Ten years ago, the prevailing thought was that pigs would fly before alternative investments became a mainstream staple for investment advisers. According to the latest research from Cerulli, it’s time for air traffic controllers to wake up because they’re going to have to integrate Dreamliner-sized porkers into flight patterns and guide them into safe landings at airports everywhere.
So why are pigs suddenly sprouting wings and claiming their rights to airspace once ruled by more traditional aircraft? And furthermore, what’s pushing investors into their slipstream?
Cerulli’s study, “Retail Alternative Products and Strategies 2011“, focuses on alternative (including commodities) mutual funds ($201 billion); both traditional ($835 billion) and alternative (including commodities) ($156 billion) ETFs; hedge funds ($2.5 trillion globally, with $721 billion domiciled in the United States); and structured products ($1.4 trillion globally, $151 billion in North America), including exchange-traded notes ($14 billion). The study focuses primarily on products and strategies distributed through retail third-party intermediary channels.
According to the study, the 2008/2009 crisis made asset managers, investors and advisers acutely aware of the shortcomings of traditional approaches to portfolio diversification. Diversification remains the spine of strong portfolios, but portfolio construction/asset allocation is being reconsidered and many in the investing population believe including alternative investment allocations may accomplish the current ultimate goal: volatility reduction.
Alternative mutual funds had their best-selling year in 2010, growing by 60%, resulting in more funds being created, according to the study. Advisers also increased clients’ ETF allocations to 6.9%, after holding it between 4.5% and 4.9% for the previous three years.
In 2011, the key driver for interest in alternatives shifted, as more firms look to differentiate in a crowded marketplace. The survey shows that 79% are distributing alternatives now, as opposed to 53% in 2010.
Cerulli surveyed managers in 2010, asking if the financial crisis helped or hurt their perspective on alternatives. 76% of the surveyed retail channel respondents said the crisis helped them believe in alternatives. This is borne of the last two years of inflows into alternative mutual funds: $31.0 billion in 2009 and a record high of $51.9 in 2010, significantly higher levels than prior to the 2008 market downturn, when flows never exceeded more than $15.2 billion, according to the report.
These inflows are likely to continue and will promote the creation of more alternative mutual funds, says Cerulli. In 2010, 65 new alternative mutual funds launched, where previously the number of annual fund launches never surpassed 50. According to the study, three of the four most successful funds, based on assets raised, were in the commodities sector. The research piece points out that as product proliferation continues, advisers will need to learn to be more selective in their pursuit of differentiation.
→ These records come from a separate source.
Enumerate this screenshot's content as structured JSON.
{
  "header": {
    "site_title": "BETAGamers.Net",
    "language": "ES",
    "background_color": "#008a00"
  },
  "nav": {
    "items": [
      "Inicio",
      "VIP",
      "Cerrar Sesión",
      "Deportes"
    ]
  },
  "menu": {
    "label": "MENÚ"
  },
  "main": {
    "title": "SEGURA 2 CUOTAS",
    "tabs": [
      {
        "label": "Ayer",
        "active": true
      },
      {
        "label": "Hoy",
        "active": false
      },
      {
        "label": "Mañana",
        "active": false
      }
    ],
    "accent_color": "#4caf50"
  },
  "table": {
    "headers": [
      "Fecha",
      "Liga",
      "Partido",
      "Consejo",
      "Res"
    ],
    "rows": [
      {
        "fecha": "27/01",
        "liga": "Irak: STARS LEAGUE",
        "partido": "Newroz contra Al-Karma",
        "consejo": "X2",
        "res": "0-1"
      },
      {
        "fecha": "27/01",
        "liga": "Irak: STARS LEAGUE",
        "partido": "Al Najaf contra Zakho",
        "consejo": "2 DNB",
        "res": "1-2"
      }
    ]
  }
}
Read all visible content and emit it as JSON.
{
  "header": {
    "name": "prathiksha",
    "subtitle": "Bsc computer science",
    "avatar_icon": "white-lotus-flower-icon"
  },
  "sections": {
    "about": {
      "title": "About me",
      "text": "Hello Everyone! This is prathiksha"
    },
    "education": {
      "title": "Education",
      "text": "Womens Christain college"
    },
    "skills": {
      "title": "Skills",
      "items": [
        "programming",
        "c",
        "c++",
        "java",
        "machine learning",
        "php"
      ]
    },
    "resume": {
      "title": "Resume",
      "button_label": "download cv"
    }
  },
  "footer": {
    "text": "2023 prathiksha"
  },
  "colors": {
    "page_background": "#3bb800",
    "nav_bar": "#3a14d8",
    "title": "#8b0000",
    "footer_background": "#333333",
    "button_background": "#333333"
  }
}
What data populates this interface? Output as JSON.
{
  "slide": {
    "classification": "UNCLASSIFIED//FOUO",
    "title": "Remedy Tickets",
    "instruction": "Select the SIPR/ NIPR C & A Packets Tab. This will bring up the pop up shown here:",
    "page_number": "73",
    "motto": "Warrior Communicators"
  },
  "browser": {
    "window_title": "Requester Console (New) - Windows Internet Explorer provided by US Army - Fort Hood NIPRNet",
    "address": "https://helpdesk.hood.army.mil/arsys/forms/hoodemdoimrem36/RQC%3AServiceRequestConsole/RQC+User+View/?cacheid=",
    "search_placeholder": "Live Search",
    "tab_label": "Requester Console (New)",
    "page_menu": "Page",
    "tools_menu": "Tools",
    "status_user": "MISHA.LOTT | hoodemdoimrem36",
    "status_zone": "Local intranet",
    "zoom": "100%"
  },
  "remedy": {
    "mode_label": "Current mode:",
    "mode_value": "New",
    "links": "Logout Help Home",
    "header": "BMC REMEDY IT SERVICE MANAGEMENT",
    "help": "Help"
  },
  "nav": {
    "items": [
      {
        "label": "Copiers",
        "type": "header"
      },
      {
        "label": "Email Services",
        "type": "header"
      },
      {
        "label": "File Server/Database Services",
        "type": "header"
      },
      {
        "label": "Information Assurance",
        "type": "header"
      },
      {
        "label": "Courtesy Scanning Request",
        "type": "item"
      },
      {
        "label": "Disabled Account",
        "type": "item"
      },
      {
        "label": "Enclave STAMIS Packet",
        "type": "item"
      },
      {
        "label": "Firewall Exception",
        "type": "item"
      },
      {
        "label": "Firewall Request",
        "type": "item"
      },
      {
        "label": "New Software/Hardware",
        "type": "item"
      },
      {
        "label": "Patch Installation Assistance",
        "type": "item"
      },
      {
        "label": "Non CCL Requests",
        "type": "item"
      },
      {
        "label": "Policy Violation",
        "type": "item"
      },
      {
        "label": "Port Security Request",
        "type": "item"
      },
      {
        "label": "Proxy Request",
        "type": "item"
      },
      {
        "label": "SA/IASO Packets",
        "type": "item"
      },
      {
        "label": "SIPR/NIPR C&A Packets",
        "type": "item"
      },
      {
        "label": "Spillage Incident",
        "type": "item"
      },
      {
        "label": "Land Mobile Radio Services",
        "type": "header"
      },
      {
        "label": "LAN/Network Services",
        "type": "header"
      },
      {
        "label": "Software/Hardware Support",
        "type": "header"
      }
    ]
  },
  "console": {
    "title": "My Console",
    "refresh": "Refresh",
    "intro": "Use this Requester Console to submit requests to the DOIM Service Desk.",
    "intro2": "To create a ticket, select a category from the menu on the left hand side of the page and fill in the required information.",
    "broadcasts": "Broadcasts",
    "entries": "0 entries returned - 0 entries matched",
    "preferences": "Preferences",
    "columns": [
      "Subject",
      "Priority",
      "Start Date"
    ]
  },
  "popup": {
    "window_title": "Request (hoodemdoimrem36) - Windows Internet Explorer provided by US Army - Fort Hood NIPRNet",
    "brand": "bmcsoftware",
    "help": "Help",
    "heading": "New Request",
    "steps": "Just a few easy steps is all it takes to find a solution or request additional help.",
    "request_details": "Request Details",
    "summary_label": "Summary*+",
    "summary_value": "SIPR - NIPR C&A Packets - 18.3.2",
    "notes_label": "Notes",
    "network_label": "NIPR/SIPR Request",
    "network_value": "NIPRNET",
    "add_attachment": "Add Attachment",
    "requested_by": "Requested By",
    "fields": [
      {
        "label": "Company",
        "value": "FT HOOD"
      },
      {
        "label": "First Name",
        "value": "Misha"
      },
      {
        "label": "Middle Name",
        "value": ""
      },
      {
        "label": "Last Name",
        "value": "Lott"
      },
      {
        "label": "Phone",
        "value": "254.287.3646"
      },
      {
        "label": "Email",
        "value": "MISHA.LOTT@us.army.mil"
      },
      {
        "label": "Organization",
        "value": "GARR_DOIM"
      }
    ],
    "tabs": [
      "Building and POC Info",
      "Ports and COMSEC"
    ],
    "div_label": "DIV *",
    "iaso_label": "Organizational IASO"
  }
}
Cerulli looked at product development plans for the next 12 months and found more asset managers focusing on a larger percentage of their efforts on alternative assets in 2011 than they did in 2010. Nearly half (47%) of the managers Cerulli spoke to expect their new product efforts to be between 50% and 74% in alternatives. Most expect to launch two to three new alternatives products for the third-party marketplace during the next 12 months. This is in sharp contrast to alternative product development in 2010, which stood at about 7% for new launches, according to Cerulli.
Finally, all of the managers surveyed, 60% are using and 40% of managers plan to use mutual funds to distribute alternative investments in the third-party retail arena. At least 40% of the managers surveyed currently have absolute return, multi-asset strategy, market neutral and commodities in a 1940-Act mutual fund structure, and the survey shows a smaller group offer hedge fund replication and private equity in their lines.
Gee, that alternative investing pig really can fly. What a concept!